Blockchain technology has ushered in an era of decentralization, when customers own their data and decide how to use it. In this regard, IT leaders need to rethink their strategies, writes Aviva Litan, vice president and distinguished analyst at Gartner on InformationWeek.

Blockchain is an alternative method for tracking and managing customer data. IT leaders need to know where decentralized technology is heading or they risk losing the competitive race. Just look at the latest news to see how the value of customer data has grown. Data abuse and privacy breaches are consistently referenced in many reports from tech companies, and the latter now includes new terms such as the “surveillance economy,” where customers sacrifice data privacy in exchange for “free” services. … To combat this phenomenon, a number of legislation has been enacted, such as the California User Data Protection Act, which gives consumers the right to request information from suppliers about what data is collected about them and to attempt to prohibit its sale. Technological solutions such as blockchain, which have achieved some success in recent years, including in the field of data transparency, are less often discussed in specialized circles, but interest in them is constantly riveted.

As defined by Gartner, “a blockchain is a regularly updated list of irrevocable cryptographically signed transaction records that all network participants have access to.” Since these timestamped records are decentralized and immediately duplicated by all parties involved, it is exponentially harder to hack the blockchain. It is also more transparent: anyone with access rights can learn about a transactional event at any time in its history. For enterprises, centralizing customer data is a security threat and a single point of failure. It also imposes constraints on the introduction of new business models and customer development dynamics. At the same time, blockchain provides immutability and traceability of records without the need for centralized management. This can help you implement alternative methods for tracking and managing specific customer data.

This is especially important when the costs of adding data sources and the associated increased liabilities outweigh the benefits. With the explosive growth in the use of customer data in emerging technologies such as AI and IoT, transparency is becoming extremely important for customers. If the blockchain itself has reached a certain maturity threshold, then the UX / UI technologies that support it are in their infancy. Soon they will start a war, much like the war of standards that led to today’s Internet standards. According to Gartner, by 2024, 30% of sensitive personal data of customers will be protected by licenses based on blockchain technology. Blockchain-based UX / UI principles will benefit both customers and businesses.

The market needs atomic compatibility
Many organizations have come to the conclusion that blockchain can revolutionize economic and social interactions and ultimately become the backbone of a digital society. However, a number of fundamental problems need to be addressed first. The point is that before they can apply blockchain, they need to choose the right platform, the right smart contract language, the right system interfaces, and not worry about algorithm compatibility. In other words, the times when the blockchain can operate smoothly at the “atomic” level has not yet arrived.

Furthermore, it lacks cross-functionality (interaction between two relatively independent blockchains) where a smart contract can update multiple blockchain platforms with a single process. All this innovation and standardization will take at least three years.

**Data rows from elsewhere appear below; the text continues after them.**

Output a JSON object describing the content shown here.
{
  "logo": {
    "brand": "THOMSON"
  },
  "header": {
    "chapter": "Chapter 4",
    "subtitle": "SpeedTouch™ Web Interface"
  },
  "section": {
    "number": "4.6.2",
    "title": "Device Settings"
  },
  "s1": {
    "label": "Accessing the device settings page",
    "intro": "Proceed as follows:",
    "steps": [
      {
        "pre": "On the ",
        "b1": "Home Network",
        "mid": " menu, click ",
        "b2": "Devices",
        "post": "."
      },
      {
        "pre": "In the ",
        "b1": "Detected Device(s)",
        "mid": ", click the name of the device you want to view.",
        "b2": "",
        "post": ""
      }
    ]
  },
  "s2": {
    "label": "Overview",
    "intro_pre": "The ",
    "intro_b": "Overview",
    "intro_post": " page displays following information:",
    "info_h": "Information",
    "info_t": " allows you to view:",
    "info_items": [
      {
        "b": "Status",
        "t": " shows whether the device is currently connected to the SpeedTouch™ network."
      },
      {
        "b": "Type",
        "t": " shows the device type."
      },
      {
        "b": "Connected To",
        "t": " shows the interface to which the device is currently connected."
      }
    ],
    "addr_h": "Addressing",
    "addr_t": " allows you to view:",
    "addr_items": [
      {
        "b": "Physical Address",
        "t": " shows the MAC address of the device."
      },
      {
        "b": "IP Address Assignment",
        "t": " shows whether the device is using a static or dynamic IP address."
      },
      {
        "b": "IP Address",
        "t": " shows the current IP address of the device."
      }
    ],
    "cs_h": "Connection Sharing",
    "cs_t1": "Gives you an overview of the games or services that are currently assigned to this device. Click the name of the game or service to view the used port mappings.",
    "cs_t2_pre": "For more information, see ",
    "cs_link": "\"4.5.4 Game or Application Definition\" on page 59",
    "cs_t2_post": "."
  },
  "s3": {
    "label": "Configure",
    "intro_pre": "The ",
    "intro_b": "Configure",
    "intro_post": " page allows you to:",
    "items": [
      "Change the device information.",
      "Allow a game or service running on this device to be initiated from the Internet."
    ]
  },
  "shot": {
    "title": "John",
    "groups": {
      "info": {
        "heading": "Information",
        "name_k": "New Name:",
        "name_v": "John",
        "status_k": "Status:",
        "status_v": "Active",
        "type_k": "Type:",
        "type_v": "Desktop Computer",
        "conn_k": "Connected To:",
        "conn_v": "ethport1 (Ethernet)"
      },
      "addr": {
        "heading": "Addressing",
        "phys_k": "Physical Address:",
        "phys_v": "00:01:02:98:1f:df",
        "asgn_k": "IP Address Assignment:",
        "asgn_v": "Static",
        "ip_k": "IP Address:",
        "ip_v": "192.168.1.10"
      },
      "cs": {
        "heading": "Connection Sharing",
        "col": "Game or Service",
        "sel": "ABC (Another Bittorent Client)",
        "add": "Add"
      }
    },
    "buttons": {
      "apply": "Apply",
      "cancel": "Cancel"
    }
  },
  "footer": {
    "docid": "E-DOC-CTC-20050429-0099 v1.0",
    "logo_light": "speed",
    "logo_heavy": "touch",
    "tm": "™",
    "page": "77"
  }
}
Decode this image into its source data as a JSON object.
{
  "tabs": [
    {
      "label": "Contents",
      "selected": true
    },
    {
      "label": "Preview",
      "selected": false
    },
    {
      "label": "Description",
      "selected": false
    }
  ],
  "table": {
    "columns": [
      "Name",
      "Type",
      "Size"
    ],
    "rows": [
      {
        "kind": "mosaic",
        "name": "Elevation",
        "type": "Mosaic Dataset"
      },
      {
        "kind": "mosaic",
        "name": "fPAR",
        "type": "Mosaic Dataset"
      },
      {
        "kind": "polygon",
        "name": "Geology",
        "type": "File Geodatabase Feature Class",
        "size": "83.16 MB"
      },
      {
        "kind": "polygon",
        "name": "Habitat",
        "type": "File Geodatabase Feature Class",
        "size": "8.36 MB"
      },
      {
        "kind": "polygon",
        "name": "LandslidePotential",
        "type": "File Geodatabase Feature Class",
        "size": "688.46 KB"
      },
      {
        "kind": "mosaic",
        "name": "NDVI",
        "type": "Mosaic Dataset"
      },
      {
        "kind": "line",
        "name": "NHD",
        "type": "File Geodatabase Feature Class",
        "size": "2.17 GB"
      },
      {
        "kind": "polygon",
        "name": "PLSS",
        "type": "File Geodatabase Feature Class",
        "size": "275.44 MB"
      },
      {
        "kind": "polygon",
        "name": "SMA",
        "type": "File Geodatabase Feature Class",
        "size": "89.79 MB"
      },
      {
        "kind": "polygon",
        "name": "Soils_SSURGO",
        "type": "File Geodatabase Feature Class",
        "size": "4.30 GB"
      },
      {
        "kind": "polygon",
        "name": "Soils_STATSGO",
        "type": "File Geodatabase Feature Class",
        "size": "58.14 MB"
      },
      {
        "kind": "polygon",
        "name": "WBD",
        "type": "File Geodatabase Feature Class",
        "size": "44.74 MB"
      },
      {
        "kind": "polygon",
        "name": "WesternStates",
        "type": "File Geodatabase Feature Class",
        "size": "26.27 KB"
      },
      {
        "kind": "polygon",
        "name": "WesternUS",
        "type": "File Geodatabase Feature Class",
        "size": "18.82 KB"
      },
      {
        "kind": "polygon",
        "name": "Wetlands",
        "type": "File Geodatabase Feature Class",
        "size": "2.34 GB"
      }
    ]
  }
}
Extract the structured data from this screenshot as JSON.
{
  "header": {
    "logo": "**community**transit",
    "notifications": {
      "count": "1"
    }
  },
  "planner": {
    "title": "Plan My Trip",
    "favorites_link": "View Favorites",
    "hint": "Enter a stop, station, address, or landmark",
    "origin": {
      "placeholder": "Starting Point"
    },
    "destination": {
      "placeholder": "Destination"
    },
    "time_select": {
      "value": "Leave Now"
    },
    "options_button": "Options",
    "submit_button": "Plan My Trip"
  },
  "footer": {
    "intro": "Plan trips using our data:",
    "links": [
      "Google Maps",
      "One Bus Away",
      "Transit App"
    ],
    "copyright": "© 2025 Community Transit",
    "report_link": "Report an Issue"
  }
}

There are some precautions to be taken when working with blockchain. Before giving preference to one or another type of smart contracts, you should think about security and risk management, since damage caused by accident (due to errors in the code) or deliberately (intruders) cannot be “canceled”, transactions on the blockchain, as already mentioned, are unchanged.

The need to attract competitors
As of the beginning of the year, most blockchain platforms only include three full cycle elements: distribution, encryption, and immutability. Often these proposals are aimed at improving efficiency by optimizing existing processes. According to Gartner, most blockchain platform owners do not want to partner with competitors, but maintain close ties with select vendors and partners.

Gartner has identified over 60 public blockchain initiatives. Their authors are blockchain consortia from all over the world, open for collaboration. These include banks, medical organizations, energy, transport, logistics, insurance and utilities companies, as well as educational institutions. According to analysts, in 2023